Data extracted from a collection
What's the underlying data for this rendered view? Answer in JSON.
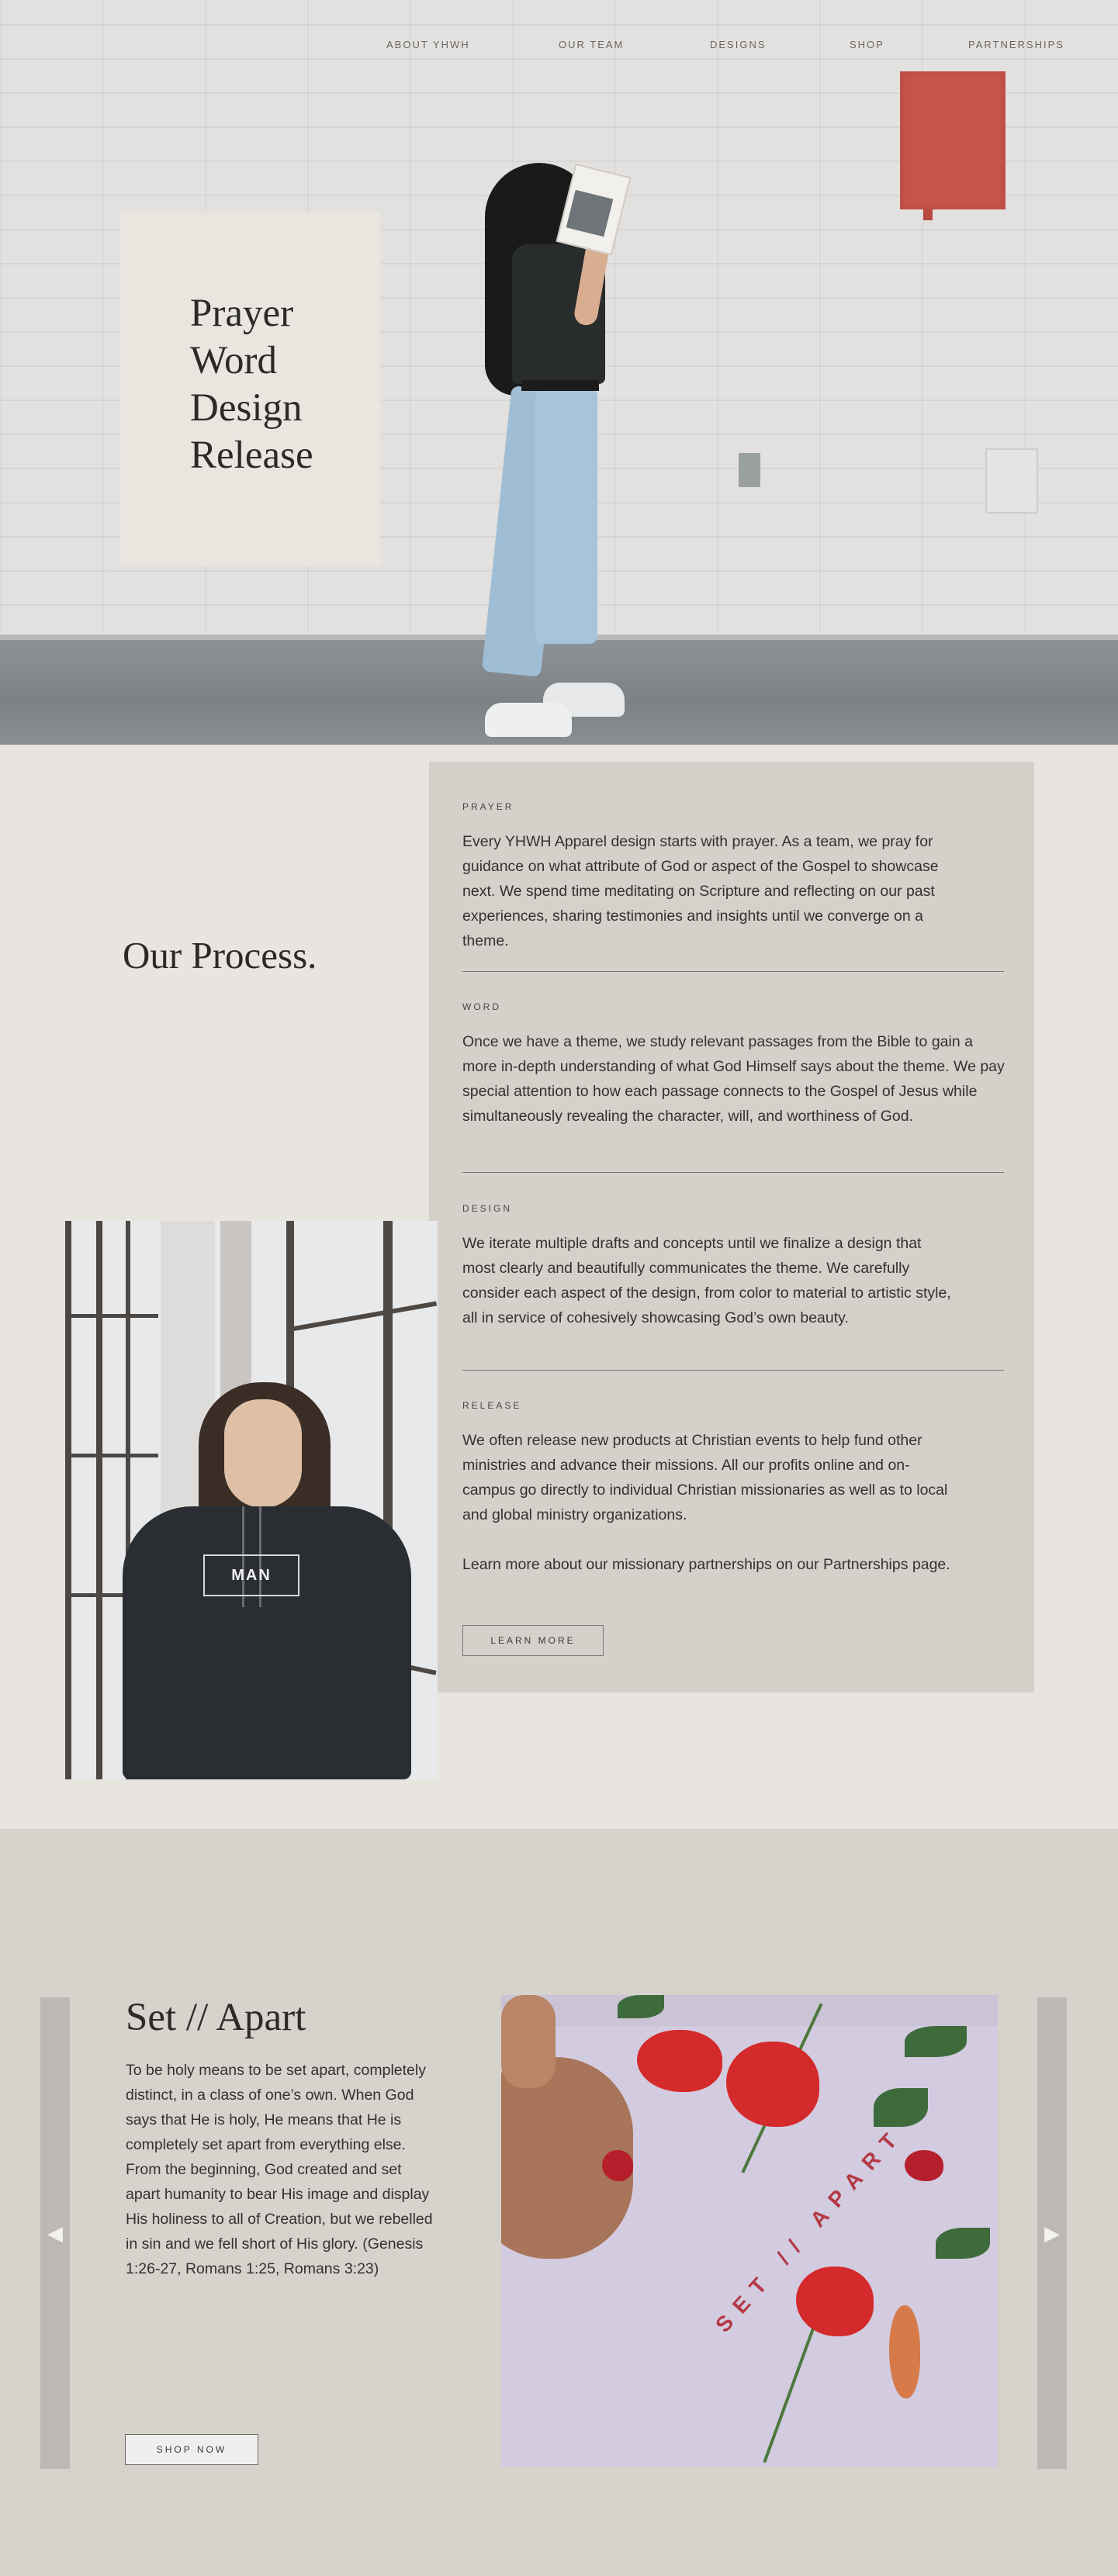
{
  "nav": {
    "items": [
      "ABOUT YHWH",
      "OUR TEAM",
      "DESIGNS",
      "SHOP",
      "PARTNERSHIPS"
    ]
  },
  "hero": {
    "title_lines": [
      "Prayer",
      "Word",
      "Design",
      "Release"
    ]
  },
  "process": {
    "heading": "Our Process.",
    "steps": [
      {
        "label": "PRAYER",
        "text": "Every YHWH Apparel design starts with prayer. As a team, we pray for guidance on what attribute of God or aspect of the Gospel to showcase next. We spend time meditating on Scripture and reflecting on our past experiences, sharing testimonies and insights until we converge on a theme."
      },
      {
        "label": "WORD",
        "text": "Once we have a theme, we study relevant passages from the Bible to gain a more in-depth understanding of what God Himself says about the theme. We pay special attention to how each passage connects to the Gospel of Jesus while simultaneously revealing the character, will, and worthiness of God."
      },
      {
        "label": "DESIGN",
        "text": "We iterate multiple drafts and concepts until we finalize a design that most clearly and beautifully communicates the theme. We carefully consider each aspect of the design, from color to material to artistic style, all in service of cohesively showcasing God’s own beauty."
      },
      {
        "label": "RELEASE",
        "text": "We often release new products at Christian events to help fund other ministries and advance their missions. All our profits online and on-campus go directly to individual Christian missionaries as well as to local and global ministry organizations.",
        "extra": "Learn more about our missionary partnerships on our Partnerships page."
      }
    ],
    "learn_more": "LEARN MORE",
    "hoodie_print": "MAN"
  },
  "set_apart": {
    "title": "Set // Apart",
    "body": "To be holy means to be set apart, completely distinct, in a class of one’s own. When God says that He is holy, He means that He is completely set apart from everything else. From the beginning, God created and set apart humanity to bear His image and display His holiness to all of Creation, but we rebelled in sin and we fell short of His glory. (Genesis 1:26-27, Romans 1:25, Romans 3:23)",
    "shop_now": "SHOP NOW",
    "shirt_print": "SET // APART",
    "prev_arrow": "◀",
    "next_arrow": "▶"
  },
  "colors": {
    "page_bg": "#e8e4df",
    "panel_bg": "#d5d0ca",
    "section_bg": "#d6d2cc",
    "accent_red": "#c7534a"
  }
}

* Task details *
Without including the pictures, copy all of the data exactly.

* Output *
What's the underlying data for this rendered view? Answer in JSON.
{
  "nav": {
    "items": [
      "ABOUT YHWH",
      "OUR TEAM",
      "DESIGNS",
      "SHOP",
      "PARTNERSHIPS"
    ]
  },
  "hero": {
    "title_lines": [
      "Prayer",
      "Word",
      "Design",
      "Release"
    ]
  },
  "process": {
    "heading": "Our Process.",
    "steps": [
      {
        "label": "PRAYER",
        "text": "Every YHWH Apparel design starts with prayer. As a team, we pray for guidance on what attribute of God or aspect of the Gospel to showcase next. We spend time meditating on Scripture and reflecting on our past experiences, sharing testimonies and insights until we converge on a theme."
      },
      {
        "label": "WORD",
        "text": "Once we have a theme, we study relevant passages from the Bible to gain a more in-depth understanding of what God Himself says about the theme. We pay special attention to how each passage connects to the Gospel of Jesus while simultaneously revealing the character, will, and worthiness of God."
      },
      {
        "label": "DESIGN",
        "text": "We iterate multiple drafts and concepts until we finalize a design that most clearly and beautifully communicates the theme. We carefully consider each aspect of the design, from color to material to artistic style, all in service of cohesively showcasing God’s own beauty."
      },
      {
        "label": "RELEASE",
        "text": "We often release new products at Christian events to help fund other ministries and advance their missions. All our profits online and on-campus go directly to individual Christian missionaries as well as to local and global ministry organizations.",
        "extra": "Learn more about our missionary partnerships on our Partnerships page."
      }
    ],
    "learn_more": "LEARN MORE",
    "hoodie_print": "MAN"
  },
  "set_apart": {
    "title": "Set // Apart",
    "body": "To be holy means to be set apart, completely distinct, in a class of one’s own. When God says that He is holy, He means that He is completely set apart from everything else. From the beginning, God created and set apart humanity to bear His image and display His holiness to all of Creation, but we rebelled in sin and we fell short of His glory. (Genesis 1:26-27, Romans 1:25, Romans 3:23)",
    "shop_now": "SHOP NOW",
    "shirt_print": "SET // APART",
    "prev_arrow": "◀",
    "next_arrow": "▶"
  },
  "colors": {
    "page_bg": "#e8e4df",
    "panel_bg": "#d5d0ca",
    "section_bg": "#d6d2cc",
    "accent_red": "#c7534a"
  }
}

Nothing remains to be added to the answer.